Work request
Tally the lines containing "values" in this data. Respond with the tally alone.

(Study material Opens)

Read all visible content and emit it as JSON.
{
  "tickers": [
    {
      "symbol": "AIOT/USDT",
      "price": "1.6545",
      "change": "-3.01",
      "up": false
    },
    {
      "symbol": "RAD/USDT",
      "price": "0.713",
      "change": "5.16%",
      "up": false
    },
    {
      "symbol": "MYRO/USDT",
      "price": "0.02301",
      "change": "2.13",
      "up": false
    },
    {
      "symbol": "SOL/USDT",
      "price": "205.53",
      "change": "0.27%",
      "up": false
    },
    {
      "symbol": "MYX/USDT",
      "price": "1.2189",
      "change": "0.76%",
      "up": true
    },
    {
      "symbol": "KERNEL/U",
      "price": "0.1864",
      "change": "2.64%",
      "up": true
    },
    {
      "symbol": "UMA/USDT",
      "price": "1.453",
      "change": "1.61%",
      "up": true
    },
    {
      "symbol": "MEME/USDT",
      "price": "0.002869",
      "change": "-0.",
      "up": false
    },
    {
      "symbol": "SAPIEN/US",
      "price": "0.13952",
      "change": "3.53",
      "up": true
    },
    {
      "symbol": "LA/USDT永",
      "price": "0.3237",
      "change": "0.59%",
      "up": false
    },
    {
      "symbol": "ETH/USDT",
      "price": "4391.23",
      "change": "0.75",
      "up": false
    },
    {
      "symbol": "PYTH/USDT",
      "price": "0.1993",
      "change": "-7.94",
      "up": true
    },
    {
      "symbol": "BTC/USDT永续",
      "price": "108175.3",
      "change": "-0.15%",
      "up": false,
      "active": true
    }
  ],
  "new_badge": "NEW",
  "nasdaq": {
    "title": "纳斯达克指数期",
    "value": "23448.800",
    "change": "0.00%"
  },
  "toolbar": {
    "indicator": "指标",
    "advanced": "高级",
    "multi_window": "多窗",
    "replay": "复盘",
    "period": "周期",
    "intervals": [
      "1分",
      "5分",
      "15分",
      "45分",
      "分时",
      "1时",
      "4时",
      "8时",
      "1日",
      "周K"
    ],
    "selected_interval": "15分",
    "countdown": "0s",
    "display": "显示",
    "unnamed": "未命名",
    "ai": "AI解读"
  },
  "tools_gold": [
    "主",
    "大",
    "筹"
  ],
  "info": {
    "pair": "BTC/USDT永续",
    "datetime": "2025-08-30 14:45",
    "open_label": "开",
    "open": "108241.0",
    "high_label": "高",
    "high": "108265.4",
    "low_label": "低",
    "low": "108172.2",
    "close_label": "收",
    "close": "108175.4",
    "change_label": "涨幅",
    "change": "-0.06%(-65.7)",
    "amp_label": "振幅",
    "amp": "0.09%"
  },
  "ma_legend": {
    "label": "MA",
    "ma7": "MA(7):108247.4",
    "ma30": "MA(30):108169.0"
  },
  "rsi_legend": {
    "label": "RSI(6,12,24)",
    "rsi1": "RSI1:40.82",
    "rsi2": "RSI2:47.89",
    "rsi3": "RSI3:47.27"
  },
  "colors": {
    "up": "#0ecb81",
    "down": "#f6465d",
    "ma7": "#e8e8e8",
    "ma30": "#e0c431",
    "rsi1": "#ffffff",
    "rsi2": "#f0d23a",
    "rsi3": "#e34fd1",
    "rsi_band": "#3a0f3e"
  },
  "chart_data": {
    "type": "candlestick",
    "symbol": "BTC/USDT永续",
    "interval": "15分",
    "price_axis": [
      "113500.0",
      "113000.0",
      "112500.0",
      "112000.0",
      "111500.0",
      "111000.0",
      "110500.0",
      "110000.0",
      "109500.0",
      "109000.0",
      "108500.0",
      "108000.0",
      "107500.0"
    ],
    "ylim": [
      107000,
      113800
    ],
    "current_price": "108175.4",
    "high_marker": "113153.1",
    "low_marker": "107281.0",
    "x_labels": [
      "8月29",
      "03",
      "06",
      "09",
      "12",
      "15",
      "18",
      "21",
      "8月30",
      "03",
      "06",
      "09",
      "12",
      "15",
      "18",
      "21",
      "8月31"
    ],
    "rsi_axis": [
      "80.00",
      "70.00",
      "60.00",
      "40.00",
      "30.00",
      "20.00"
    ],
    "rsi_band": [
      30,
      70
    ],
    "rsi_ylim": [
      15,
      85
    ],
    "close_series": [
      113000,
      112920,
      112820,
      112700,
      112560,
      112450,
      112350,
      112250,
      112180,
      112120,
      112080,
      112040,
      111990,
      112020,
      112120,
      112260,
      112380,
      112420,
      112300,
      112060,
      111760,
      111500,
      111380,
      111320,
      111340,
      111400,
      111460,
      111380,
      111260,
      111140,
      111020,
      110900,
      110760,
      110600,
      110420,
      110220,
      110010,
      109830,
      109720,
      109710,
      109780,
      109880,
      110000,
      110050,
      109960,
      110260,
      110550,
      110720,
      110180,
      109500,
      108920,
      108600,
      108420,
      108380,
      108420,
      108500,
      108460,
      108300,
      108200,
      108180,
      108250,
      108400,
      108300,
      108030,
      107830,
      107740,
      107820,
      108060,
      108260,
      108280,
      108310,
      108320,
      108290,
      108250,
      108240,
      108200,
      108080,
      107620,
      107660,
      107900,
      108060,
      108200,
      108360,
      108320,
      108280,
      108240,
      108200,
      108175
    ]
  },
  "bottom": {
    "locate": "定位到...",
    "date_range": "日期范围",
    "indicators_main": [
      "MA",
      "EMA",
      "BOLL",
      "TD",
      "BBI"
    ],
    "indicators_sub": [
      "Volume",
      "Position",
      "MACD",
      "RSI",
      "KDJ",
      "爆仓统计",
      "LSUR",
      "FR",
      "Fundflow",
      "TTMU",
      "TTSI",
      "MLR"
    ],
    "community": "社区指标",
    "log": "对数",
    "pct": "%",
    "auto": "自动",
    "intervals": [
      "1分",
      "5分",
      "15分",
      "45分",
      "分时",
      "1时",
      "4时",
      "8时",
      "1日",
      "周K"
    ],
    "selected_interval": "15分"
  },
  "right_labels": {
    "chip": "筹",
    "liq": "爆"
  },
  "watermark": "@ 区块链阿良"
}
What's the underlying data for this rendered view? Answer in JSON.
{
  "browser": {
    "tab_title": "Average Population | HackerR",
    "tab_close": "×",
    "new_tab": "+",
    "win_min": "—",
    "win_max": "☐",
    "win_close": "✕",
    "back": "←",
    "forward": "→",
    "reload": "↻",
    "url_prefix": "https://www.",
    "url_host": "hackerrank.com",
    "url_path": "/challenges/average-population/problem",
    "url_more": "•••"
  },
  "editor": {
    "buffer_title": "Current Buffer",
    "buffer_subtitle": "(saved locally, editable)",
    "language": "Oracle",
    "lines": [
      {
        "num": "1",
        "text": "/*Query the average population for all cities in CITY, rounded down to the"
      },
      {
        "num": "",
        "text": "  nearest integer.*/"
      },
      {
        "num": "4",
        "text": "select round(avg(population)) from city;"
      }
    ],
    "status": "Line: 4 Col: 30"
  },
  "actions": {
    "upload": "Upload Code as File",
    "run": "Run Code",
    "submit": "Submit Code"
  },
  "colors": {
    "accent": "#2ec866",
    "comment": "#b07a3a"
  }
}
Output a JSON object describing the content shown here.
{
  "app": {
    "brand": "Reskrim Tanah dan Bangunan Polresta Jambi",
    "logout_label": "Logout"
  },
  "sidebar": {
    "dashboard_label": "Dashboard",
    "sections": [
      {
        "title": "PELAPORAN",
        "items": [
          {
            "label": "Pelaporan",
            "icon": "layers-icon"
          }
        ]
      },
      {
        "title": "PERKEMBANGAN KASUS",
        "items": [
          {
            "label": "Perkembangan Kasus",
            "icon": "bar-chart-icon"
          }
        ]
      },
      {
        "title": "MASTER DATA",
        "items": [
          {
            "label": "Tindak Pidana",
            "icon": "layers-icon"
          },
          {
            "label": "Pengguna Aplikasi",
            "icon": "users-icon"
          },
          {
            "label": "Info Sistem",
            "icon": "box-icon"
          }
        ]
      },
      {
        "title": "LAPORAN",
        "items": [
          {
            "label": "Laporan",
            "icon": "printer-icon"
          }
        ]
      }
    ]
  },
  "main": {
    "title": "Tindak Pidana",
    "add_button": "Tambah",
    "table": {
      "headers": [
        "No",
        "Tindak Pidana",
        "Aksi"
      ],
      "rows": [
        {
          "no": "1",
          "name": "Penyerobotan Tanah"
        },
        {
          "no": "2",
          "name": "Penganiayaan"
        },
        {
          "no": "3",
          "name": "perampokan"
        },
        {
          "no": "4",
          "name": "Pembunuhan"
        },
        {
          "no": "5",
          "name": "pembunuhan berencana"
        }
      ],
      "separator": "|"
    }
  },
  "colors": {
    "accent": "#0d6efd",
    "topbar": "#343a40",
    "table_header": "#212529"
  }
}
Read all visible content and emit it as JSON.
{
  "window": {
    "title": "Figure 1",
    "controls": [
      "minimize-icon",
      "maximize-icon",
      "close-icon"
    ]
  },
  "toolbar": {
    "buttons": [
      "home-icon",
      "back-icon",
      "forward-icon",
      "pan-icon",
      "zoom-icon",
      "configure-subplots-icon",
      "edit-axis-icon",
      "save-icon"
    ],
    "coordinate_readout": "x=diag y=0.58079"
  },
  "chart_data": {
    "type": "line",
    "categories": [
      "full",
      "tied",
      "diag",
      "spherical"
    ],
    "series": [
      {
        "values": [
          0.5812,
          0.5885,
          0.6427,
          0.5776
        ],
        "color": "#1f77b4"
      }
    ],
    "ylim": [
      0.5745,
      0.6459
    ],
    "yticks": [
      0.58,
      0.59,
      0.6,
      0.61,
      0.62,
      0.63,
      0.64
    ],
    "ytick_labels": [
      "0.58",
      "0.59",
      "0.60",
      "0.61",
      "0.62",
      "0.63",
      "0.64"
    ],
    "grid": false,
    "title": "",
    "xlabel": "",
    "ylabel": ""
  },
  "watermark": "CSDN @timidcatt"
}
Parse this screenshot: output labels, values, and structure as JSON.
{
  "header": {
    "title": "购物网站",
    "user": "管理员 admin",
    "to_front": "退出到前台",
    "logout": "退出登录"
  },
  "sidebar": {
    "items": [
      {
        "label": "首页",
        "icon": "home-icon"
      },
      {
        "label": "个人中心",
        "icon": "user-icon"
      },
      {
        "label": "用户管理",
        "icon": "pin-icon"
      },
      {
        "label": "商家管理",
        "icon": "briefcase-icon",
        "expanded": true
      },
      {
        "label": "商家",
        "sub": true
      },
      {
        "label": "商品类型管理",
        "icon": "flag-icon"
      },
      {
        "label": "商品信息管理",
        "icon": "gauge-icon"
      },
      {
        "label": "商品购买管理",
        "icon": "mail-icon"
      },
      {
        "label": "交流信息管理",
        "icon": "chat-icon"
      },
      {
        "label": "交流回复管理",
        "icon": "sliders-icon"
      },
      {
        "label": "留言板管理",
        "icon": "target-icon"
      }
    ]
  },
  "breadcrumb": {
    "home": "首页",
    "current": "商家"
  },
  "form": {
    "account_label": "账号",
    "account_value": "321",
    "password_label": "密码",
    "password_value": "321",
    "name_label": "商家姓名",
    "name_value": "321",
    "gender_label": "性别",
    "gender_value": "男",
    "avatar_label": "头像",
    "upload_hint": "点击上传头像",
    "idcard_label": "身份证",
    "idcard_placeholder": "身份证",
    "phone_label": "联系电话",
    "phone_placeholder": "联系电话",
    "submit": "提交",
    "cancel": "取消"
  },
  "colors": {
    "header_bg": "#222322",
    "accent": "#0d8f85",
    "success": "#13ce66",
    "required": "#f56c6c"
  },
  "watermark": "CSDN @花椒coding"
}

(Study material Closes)

Output of the exercise
2